Practitioners are reminded of their duty in terms of this rule to report any unprofessional, illegal or unethical conduct on the part of another practitioner to the HPCSA. Council shall provide a dedicated platform for practitioners or any other person to report any unprofessional/illegal/ unethical conduct related or not related to alternative reimbursement arrangements so that further action can be taken against such practitioners.
2.8. Main responsibilities of healthcare practitioners (Ethical Rule No. 27A)
Practitioners should always remember that alternative reimbursement arrangements do not absolve them from their duties or responsibilities. These duties or responsibilities include, but are not limited to the following:
- Acting in the best interest of their patients;
- Respecting patient confidentiality, privacy, choices and dignity;
- Maintaining the highest standards of personal conduct and integrity;
- Providing adequate information about the patient’s diagnosis, treatment options and alternatives, costs associated with each alternative and any other pertinent information to enable the patient to exercise a choice in terms of treatment and informed decision-making pertaining to his or her health and that of others;
- Keeping their professional knowledge and skills up to date;
- Maintaining proper and effective communication with their patients and other professionals;
- Obtain informed consent from their patients including informing patients about their professional fees for services to be rendered in terms of Section 53(1) of the Health Professions Act; and
Furnishing their patients with a detailed account in terms of Section 53(2) of the Health Professions Act and Section 59(1) of the Medical Schemes Act.

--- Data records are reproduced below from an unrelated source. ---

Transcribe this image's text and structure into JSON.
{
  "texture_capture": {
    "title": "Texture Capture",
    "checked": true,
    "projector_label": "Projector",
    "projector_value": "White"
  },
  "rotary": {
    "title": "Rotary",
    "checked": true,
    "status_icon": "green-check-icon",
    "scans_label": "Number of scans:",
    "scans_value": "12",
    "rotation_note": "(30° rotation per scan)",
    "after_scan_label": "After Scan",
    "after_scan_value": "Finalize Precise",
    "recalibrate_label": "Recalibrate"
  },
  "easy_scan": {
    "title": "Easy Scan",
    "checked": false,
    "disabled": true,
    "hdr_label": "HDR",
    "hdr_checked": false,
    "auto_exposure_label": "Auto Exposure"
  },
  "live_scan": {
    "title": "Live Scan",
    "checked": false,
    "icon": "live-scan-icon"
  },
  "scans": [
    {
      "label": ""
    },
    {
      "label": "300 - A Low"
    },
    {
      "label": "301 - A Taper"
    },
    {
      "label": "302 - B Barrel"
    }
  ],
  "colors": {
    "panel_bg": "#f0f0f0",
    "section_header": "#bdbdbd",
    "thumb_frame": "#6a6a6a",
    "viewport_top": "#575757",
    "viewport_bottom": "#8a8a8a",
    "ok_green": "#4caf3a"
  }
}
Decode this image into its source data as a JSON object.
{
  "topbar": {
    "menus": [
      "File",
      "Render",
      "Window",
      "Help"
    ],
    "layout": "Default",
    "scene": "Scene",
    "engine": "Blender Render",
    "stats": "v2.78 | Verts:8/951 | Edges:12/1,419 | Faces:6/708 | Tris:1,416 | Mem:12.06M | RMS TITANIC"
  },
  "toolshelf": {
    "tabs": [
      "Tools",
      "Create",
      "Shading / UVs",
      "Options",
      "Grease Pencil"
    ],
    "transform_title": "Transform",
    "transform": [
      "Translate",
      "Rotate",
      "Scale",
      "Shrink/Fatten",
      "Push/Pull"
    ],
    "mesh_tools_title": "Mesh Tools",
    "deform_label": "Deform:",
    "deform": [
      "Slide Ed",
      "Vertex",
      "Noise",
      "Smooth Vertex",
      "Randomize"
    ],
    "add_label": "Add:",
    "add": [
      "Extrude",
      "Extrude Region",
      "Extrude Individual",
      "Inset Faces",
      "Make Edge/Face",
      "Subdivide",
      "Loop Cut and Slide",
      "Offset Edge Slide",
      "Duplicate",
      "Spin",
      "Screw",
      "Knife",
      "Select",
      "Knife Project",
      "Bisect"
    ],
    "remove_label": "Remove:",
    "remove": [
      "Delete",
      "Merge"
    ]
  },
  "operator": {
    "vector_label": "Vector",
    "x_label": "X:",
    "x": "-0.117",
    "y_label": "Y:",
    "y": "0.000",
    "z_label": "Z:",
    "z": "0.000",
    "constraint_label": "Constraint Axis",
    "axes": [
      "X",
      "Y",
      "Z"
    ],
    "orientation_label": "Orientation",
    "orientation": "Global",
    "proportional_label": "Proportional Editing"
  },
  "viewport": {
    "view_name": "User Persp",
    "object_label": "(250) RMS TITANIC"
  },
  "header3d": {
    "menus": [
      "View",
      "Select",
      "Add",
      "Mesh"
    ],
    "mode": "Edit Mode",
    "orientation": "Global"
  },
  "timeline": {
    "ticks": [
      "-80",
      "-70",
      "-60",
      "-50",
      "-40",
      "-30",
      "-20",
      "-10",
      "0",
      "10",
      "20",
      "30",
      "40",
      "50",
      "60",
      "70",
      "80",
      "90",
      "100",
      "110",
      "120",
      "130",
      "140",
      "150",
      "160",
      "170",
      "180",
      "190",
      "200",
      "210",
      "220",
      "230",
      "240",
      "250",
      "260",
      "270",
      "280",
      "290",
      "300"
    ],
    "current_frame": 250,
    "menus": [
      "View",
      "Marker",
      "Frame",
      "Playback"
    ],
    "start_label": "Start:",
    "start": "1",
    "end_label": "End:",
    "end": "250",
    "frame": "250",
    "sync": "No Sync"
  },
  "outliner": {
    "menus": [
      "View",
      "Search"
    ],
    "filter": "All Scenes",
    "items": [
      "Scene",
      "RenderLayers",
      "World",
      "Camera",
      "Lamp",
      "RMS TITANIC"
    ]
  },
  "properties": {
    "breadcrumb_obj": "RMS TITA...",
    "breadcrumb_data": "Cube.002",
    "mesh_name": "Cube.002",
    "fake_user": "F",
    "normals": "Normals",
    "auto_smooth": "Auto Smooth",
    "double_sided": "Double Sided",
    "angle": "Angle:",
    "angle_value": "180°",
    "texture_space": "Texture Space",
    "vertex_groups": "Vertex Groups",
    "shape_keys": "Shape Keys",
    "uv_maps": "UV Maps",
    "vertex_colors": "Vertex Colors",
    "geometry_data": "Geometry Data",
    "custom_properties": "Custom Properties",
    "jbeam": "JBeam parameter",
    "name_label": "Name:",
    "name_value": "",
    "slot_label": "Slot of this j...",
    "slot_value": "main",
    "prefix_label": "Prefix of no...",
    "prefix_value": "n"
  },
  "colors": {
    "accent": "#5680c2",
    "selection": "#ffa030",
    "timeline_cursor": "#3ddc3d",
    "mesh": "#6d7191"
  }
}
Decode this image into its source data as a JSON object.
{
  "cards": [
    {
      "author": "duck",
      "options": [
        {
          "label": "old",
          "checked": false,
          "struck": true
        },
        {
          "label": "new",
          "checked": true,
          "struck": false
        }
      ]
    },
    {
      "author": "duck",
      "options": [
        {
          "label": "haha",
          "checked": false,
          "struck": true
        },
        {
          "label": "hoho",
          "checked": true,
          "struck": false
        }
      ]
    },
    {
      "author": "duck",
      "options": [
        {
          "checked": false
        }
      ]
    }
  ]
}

The guidance provided here is not exhaustive and practitioners can direct an email to email@example.com for further guidance. Council commits itself to a turnaround time of 5 working days to respond to any request for guidance on global fees.
Practitioners have 90 days to correct any arrangement that is in contravention of the HPCSA’s rules or to terminate such an arrangement.
All the best,
The HPCSA Team